He was made Professor of Modern Languages in 1861. In 1862 he entered the army as Lieutenant-Colonel of the Twentieth
Maine Regiment of Volunteers, serving during his whole term in the Army of the Potomac. He received the commission
of Colonel the following year, and on June 18, 1864, was promoted to be Brigadier-General for gallantry while leading
his brigade in the movements against Petersburg on that day. In this battle he was severely wounded, and in the
fight at Quaker Run, on March 29, 1865, he received stilL another terrible wound which came near ending his life.
General Chamberlain was on that day brevetted MajorGeneral of Volunteers for brave conduct in the first successful
assault on Lee's flank.
He commanded two brigades of the First Division, Fifth Army Corps, leading the advance in the operations that finally
ended in the surrender of General Lee's army to the Union forces on April 9, 1865. He was designated to receive

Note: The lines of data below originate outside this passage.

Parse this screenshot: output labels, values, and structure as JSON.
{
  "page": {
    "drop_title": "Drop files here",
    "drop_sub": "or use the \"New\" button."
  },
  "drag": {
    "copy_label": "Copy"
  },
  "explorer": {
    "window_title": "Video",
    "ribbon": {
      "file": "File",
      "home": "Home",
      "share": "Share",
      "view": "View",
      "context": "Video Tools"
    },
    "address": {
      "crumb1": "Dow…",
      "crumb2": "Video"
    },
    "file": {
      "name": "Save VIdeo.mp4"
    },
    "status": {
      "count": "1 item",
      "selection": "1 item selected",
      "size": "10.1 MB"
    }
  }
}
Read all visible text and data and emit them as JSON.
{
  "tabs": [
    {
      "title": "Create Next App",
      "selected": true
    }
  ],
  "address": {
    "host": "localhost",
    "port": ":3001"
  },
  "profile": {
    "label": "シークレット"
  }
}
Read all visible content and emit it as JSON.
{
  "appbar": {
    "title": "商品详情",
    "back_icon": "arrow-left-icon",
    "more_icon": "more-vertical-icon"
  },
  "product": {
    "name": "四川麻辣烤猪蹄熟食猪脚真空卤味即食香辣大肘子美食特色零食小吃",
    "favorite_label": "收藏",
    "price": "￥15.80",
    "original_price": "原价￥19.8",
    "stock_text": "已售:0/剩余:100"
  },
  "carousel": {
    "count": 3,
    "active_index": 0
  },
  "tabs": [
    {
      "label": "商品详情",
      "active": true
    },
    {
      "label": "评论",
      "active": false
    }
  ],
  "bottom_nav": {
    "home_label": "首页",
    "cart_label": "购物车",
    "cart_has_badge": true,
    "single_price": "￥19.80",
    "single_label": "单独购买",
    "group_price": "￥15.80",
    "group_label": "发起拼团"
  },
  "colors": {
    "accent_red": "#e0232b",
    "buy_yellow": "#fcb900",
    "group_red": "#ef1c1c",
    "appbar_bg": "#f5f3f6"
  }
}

the formal surrender of the arms and colors of the Confederate army.
General Chamberlain was engaged in more than twenty battles, and was in nearly all of the hardest fought battles
of the war. Among those in which he took an active and most gallant part were Antietam, Fredericksburg, Chancellorsville,

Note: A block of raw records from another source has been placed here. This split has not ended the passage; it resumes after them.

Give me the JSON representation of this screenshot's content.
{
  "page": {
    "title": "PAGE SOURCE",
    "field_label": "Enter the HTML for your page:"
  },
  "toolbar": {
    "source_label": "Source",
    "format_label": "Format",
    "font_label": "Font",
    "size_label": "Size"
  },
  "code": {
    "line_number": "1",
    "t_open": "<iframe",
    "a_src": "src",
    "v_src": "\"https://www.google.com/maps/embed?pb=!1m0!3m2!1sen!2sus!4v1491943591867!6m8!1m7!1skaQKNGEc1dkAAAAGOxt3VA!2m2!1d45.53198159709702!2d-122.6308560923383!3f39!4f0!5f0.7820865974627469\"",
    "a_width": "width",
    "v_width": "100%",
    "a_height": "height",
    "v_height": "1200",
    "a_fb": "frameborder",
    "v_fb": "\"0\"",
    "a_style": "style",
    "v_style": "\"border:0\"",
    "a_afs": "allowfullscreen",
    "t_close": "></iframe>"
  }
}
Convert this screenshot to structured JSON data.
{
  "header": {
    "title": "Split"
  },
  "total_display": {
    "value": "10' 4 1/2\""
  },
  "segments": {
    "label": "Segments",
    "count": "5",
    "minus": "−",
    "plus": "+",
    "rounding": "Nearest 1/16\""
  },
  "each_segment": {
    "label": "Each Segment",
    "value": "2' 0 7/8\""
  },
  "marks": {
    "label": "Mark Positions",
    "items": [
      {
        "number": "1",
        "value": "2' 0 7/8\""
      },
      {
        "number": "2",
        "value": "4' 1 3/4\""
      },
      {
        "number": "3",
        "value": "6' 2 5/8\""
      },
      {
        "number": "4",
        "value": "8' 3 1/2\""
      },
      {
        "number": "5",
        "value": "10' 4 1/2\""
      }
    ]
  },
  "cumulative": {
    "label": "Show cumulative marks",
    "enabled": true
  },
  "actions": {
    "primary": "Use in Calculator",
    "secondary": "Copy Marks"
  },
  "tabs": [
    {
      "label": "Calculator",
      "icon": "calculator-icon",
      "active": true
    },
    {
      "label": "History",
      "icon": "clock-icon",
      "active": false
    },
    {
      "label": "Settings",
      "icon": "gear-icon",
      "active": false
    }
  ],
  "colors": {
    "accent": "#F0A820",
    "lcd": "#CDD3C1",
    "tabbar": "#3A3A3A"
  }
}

Gettysburg, Spottsylvania, Cold Harbor, and Petersburg. He received six wounds in all his brilliant service, two
of them being very severe and from which he is a great sufferer to this day. General Chamberlain is everywhere

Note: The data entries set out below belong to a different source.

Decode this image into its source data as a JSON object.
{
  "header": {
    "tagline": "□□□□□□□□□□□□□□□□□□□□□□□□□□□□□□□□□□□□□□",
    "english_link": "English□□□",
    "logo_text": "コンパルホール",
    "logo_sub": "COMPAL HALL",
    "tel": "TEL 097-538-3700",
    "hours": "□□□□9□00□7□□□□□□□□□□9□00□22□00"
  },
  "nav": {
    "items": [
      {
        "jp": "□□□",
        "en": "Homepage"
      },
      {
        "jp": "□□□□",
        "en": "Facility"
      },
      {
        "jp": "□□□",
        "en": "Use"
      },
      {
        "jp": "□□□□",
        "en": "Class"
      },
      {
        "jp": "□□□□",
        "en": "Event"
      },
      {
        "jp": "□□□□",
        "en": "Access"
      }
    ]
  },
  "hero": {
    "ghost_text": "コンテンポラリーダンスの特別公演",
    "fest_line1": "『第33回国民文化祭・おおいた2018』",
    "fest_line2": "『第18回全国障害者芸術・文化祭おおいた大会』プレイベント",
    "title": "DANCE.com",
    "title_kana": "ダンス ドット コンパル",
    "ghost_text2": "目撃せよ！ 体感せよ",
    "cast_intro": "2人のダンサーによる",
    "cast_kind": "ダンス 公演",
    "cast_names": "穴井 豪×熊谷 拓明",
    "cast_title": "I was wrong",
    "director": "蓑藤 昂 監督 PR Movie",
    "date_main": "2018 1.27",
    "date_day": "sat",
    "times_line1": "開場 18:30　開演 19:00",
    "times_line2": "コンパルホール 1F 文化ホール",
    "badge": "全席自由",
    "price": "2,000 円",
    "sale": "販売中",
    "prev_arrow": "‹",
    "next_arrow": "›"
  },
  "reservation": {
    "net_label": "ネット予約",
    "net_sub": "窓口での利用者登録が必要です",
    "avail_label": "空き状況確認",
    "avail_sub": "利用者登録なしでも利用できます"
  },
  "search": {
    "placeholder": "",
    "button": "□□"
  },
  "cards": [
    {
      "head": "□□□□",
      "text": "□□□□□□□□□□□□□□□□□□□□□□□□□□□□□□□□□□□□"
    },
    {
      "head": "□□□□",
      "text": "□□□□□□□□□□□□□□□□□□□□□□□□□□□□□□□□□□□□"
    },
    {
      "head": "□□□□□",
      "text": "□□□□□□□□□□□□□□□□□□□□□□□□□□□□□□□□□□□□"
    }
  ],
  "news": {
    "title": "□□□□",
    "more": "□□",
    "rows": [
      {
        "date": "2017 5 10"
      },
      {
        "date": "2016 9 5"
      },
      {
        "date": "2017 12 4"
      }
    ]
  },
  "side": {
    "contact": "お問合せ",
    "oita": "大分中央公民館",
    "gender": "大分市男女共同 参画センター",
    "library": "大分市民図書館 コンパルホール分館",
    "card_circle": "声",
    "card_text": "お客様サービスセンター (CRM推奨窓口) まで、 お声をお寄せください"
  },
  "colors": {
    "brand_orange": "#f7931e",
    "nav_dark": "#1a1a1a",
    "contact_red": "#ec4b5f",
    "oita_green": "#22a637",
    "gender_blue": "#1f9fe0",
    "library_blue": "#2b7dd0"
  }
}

regarded as one of the bravest and most gallant soldiers of the war, and General Grant, by voice and pen, on several
occasions recognized his great service to the cause of the Union by public commendation and by granting the promotion
that had been so well earned.
After the close of the war he returned home and assumed his professorship at Bowdoin, but the people, in 1866,
as a recognition of meritorious services in the army, elected him by a very large majority to be Governor of Maine.
He was re~elected the three succeeding years, and discharged the duties of Chief Executive of the State with faithfulness,
dignity, and great ability. His State papers were models of English composition and were remarkable for their clear
and precise presentation of State affairs to the people.
On retiring from the governorship of the State, he was, in 1871, elected President of Bowdoin College, which position
he held twelve years, resigning in 1883, but continued his lectures on Political Economy until 1885. He was also
Professor of Mental and Moral Philosophy from 1874 to 1879. In 1876 he was commissioned Major-General of the State
Militia, and was in command of the troops at the State House during the political troubles in January, 1880. He
was appointed a member of the Paris Exposition Commission in 1878, and remained abroad some time. He was given
the degree of Doctor of Laws, by Bowdoin College, in 1867.
Governor Chamberlain has delivered numerous lectures and public addresses, notably on subjects connected with the
War of the Rebellion, which were everywhere received with great satisfaction by large and delighted audiences.
One of his most elaborate public addresses was entitled "Maine; Her Place in History," and was delivered
at the Cenethnial Exposition, Philadelphia, in 1876. It was repeated, on invitation, before the Legislature of
Maine, in 1877, and was afterwards published by the State and given wide circulation. It attracted general attention
on account of its comprehensiveness and elegant diction. His last public address was given on Memorial Day, in
1893, at Boston. It was a finished and most eloquent production; was extensively published. and read by thousands
with delight. All of his efforts are scholarly and finely polished, while they show great thought, sound reasoning,
and comprehensive research. As an orator he has few equals in this country. In 1879 the United States Government
published his report on the Paris Exposition, embracing the subject of education in Europe.
For some years past General Chamberlain has spent his wihters mostly in the South and in New York, while his summers
are mainly spent in Maine. His home is at Brunswick.